== What you are asked to do ==
Using the records beneath, say how many lines contain the word "upload", without comment.

* * * *

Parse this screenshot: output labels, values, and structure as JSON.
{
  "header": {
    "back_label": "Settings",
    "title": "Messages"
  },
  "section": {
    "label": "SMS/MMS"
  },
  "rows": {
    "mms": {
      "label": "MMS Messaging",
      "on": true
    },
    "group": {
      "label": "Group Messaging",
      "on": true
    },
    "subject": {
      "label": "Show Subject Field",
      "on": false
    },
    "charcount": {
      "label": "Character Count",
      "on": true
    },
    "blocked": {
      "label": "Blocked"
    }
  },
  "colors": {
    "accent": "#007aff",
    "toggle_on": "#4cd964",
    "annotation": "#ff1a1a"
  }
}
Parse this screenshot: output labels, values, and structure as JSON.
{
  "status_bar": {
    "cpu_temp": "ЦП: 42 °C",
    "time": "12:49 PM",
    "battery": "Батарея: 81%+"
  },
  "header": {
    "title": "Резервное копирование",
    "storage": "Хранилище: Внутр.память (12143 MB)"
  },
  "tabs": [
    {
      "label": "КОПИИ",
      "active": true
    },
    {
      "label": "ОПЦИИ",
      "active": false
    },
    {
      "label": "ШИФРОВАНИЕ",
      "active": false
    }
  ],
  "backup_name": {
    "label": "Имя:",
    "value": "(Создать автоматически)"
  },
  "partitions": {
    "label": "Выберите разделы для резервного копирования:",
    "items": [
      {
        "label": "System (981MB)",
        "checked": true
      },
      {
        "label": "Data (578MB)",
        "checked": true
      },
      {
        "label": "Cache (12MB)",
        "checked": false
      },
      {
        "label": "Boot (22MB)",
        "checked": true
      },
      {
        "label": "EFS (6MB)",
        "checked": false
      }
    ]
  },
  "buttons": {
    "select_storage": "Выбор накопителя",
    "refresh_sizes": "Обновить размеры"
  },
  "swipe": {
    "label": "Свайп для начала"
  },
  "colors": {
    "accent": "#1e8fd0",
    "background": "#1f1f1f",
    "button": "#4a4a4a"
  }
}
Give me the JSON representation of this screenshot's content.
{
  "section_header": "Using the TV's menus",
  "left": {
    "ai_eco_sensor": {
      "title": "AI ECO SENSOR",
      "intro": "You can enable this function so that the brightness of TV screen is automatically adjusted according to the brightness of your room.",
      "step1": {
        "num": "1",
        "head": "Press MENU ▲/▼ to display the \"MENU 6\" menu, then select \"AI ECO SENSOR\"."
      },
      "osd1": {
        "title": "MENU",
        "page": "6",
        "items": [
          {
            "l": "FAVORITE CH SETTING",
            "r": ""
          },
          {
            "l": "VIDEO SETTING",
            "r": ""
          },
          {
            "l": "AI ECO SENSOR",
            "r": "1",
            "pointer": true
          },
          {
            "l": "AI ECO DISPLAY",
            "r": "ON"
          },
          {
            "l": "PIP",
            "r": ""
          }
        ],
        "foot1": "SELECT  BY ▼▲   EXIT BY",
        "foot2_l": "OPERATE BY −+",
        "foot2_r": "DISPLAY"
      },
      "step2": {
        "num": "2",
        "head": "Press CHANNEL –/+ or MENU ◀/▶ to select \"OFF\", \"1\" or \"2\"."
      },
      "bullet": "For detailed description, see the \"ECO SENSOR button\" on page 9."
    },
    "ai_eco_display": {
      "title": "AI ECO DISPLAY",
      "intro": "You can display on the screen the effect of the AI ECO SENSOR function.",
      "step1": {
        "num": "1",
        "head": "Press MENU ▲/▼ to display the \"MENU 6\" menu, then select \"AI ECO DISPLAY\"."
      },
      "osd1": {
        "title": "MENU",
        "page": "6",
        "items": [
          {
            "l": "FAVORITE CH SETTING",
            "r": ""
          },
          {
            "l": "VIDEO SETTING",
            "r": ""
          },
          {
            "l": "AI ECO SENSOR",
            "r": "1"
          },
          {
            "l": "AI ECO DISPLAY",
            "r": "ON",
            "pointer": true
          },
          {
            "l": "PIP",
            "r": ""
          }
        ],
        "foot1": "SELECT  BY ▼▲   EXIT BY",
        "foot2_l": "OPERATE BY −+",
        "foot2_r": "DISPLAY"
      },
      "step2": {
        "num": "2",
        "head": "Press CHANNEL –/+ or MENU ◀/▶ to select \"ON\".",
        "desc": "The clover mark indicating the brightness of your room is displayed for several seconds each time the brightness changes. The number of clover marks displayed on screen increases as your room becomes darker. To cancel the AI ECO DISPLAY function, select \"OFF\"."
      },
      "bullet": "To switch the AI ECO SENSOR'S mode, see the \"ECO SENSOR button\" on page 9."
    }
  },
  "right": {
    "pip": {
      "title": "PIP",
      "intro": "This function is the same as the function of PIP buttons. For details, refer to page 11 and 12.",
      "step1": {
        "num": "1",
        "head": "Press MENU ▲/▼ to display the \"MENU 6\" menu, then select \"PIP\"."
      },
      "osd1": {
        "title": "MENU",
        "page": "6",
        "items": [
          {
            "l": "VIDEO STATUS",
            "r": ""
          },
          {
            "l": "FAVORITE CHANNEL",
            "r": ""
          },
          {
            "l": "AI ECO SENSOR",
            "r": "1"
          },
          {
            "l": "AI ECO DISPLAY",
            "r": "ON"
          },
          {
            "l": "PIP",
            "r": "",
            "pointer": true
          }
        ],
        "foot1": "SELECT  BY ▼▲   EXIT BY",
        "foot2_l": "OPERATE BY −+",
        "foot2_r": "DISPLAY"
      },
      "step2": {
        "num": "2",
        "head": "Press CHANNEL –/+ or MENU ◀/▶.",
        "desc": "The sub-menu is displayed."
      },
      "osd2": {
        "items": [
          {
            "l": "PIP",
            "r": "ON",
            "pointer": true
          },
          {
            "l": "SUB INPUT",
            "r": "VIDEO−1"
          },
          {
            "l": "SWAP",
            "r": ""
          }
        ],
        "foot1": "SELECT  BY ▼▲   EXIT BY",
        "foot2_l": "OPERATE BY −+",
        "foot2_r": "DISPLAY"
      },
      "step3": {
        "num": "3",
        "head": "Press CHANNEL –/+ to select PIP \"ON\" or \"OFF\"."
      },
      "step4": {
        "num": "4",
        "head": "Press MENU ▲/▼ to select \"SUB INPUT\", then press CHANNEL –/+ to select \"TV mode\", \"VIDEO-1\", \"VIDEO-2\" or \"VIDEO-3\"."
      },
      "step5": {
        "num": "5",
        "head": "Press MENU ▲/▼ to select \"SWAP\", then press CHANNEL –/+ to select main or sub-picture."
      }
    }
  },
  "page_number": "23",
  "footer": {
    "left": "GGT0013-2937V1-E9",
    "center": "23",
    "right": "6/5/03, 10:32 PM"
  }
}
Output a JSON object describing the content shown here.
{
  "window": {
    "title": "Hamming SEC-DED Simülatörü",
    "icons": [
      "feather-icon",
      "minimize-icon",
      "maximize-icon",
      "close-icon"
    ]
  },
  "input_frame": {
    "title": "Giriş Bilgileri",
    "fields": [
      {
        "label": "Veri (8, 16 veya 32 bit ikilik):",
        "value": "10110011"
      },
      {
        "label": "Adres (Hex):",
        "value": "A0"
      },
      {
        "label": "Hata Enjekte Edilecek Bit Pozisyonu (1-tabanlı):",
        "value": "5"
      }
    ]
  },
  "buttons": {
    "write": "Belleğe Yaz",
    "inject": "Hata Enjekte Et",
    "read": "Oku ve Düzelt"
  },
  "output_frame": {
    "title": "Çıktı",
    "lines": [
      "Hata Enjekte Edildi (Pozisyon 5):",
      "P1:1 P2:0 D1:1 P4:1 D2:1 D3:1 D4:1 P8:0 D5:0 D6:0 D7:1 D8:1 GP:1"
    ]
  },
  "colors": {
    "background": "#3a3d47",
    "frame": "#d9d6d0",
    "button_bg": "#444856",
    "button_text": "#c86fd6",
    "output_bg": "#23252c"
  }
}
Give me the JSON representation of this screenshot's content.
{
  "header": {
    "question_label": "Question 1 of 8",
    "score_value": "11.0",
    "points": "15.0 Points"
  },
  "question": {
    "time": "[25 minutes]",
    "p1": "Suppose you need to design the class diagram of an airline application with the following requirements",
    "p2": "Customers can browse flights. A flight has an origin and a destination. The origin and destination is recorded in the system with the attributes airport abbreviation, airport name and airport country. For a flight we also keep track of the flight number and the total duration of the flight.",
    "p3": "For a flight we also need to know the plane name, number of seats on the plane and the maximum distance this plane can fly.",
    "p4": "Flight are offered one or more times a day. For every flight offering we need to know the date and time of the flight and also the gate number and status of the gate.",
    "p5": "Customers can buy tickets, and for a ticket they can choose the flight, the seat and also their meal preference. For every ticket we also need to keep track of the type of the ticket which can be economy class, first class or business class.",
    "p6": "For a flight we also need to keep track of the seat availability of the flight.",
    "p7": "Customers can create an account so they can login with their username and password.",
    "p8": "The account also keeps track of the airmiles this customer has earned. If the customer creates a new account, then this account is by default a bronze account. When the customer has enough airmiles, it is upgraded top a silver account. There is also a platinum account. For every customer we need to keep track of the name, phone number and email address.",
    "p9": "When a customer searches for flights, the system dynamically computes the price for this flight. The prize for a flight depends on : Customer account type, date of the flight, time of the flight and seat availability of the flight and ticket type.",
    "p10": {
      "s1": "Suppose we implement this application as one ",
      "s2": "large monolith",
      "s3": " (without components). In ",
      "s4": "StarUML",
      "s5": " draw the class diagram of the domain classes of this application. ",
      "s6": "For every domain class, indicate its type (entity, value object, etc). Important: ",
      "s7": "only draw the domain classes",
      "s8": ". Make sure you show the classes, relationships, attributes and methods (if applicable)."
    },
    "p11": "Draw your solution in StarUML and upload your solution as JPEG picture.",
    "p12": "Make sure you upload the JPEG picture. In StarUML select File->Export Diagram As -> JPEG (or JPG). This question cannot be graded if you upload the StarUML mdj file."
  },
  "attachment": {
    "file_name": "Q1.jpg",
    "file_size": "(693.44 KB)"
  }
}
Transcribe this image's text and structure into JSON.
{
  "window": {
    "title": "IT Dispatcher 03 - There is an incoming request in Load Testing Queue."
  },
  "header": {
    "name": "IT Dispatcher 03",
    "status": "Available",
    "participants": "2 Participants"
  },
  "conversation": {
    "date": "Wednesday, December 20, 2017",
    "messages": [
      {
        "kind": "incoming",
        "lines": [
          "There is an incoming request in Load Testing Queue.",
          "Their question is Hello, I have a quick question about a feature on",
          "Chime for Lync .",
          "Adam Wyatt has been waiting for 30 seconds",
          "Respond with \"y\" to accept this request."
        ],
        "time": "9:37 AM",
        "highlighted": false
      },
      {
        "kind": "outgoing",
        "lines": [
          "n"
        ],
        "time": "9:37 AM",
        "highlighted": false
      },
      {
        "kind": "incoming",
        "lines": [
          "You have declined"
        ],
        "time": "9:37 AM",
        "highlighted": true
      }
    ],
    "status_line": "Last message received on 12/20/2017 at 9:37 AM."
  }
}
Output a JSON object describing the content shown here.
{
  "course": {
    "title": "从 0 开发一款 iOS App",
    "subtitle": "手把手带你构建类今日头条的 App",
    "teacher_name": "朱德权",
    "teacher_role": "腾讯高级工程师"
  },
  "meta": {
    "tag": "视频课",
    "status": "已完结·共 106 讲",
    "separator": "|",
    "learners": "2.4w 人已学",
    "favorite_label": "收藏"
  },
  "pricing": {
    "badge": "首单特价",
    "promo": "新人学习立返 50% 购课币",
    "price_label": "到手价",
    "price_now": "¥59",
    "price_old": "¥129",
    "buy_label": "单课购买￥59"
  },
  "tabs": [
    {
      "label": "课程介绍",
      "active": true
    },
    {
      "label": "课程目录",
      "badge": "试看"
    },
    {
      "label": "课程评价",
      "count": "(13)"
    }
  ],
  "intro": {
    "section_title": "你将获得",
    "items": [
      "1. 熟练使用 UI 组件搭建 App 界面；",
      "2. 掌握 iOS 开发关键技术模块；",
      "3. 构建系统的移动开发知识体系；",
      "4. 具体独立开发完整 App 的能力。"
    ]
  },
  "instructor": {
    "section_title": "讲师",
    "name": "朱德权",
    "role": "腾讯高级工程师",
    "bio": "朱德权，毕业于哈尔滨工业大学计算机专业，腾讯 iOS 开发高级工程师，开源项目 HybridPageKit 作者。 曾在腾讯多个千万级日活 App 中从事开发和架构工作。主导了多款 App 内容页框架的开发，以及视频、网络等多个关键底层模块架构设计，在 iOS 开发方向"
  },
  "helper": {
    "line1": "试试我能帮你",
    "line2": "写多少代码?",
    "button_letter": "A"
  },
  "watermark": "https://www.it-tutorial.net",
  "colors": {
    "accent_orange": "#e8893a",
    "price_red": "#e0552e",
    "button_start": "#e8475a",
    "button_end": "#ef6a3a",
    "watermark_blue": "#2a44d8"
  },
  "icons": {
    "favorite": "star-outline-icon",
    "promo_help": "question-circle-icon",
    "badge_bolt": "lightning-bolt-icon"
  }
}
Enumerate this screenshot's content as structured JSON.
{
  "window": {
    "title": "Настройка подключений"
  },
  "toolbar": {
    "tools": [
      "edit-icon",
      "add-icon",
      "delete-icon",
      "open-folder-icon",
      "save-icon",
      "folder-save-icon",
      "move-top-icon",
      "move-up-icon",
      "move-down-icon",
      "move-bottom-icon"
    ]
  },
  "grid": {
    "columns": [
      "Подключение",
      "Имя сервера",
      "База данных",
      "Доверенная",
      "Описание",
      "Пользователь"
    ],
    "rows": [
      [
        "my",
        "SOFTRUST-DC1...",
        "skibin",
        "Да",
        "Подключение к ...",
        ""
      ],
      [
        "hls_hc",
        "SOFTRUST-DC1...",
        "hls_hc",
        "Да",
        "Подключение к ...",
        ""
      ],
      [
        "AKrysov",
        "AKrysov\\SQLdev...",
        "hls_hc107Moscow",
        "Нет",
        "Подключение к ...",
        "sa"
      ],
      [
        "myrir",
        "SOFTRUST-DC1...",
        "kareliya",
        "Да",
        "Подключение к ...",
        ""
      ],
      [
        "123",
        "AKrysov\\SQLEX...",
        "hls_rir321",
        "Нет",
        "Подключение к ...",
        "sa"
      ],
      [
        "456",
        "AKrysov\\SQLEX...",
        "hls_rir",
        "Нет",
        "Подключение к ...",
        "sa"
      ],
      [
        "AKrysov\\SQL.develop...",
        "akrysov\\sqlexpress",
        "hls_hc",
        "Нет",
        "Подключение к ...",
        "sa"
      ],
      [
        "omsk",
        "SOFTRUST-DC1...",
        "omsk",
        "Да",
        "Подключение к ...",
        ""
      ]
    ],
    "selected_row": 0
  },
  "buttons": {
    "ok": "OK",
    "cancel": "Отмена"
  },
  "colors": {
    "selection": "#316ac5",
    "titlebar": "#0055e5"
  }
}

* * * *

== Answer box ==
2